Yeti a bear hybrid?: New Proof That The Abominable Snowman Exists

Yeti Is Real:  New Proof That The Abominable Snowman Exists

Yeti Is Real: New Proof That The Abominable Snowman Exists

Researcher Claims Abominable “Yeti” Snowman Lives in Himalayas

For many years explorers have insisted that a strange creature called a ‘yeti’ and nicknamed the Abominable Snowman, roams the uninhabitable terrain of the Himalaya Mountains. But now a British scientist claims he has found proof that DNA tests done on hairs found from unidentified animals match those of ancient polar bears, proving that their descendants are still roaming the mountainous regions of northernmost India.

Professor Bryan Sykes says his recent research studies lead him to believe that ancient polar bears have cross bread with brown bears to create a new hybrid creature now known as the Abominable Snowman.

The professor said: “This is an exciting and completely unexpected result that gave us all a surprise. There’s more work to be done on interpreting the results. I don’t think it means there are ancient polar bears wandering around the Himalayas.

“But we can speculate on what the possible explanation might be. It could mean there is a sub species of brown bear in the High Himalayas descended from the bear that was the ancestor of the polar bear. Or it could mean there has been more recent hybridisation between the brown bear and the descendent of the ancient polar bear.”

The professor compared the mummified remains of a creature given to him by an explorer some four decades ago with hairs discovered from a live creature found just a decade ago. An explorer climbing Mount Everest in the early 1950s created growing interest in the “yeti” legend when he photographed unusual footprints in the snow.

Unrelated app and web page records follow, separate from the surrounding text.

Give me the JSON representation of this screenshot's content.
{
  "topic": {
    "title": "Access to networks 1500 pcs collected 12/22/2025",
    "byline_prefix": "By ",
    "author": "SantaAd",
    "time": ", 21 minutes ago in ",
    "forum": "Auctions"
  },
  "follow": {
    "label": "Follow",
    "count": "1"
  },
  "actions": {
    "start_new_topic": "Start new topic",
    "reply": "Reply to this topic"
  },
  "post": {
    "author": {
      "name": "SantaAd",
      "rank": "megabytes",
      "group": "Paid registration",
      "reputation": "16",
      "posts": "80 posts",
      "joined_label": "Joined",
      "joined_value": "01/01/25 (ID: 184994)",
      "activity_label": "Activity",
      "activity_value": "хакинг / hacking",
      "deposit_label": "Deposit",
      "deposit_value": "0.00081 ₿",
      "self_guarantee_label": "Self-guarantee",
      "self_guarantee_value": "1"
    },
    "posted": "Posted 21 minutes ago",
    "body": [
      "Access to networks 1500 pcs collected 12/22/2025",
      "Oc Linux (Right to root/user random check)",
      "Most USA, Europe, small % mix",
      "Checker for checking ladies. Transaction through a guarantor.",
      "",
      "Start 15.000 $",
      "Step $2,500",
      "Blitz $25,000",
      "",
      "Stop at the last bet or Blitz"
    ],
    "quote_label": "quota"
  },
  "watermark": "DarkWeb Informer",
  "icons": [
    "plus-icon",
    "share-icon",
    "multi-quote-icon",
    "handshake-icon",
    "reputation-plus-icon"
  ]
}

Legendary mountaineer Reinhold Messner, who became the first man to climb Everest without oxygen, has studied yetis since he had a terrifying encounter with a mysterious creature in Tibet in 1986.

When I saw a yeti for myself that night [in 1986], I was only looking and thinking, What’s that? But I couldn’t see colors or faces. I could only see a shadow because it was very late.

When I approached the place where the yeti stood before it ran away, I found a footprint, exactly like the footprints they took photographs of in the ’50s. And I said to myself, “Strange.” They were footprints like those of a two-leg-going animal.

 Purported Yeti scalp at Khumjung monastery

Purported Yeti scalp at Khumjung monastery (PHOTO courtesy Nuno Nogueira)

His own research backs up the Prof Sykes’ theory. He uncovered an image in a 300-year-old Tibetan manuscript of a “Chemo” – another local name for the yeti, with text alongside it which was translated to read: “The yeti is a variety of bear living in inhospitable mountainous areas.”

Prof Sykes added: “Bigfootologists and other enthusiasts seem to think that they’ve been rejected by science. Science doesn’t accept or reject anything, all it does is examine the evidence and that is what I’m doing.”

If Professor Sykes’ research proves true, it means that a fourth previously unknown variety of hybrid bear is alive and well in the Himalayas, to join the three varieties known to inhabit the area: the sloth bear, the brown bear and the Asiatic black bear.

Photograph taken of the Pangboche Yeti Scalp and Dr. Biswamoy Biswas (zoologist) during the 1954 Daily Mail Snowman Expedtition', photograph by John Angelo Jackson (mountaineering leader of the snowman expedition)

Photograph taken of the Pangboche Yeti Scalp and Dr. Biswamoy Biswas (zoologist) during the 1954 Daily Mail Snowman Expedtition’, photograph by John Angelo Jackson (mountaineering leader of the snowman expedition)

On The Web:

Has the Yeti mystery been solved? New research finds ‘Bigfoot’ DNA matches rare polar bear
http://www.telegraph.co.uk/news/newstopics/howaboutthat/10384000/Yeti-lives-Abominable-Snowman-is-part-polar-bear-and-still-roams-the-Himalayas.html

Climbing Legend, Yeti Hunter
http://www.nationalgeographic.com/adventure/0005/q_n_a.html



Sean is a London (Ontario) based writer, and has been writing full-time for eCanadNow since May of 2005, covering Canadian topics and world issues. Since 2009, Sean has been the lead editor for eCanadaNow. Prior to his work writing and editing for the eCanadaNow, he worked as a freelancer for several Canadian newspapers.. You can contact Sean at {Sean at ecanadanow.com] Google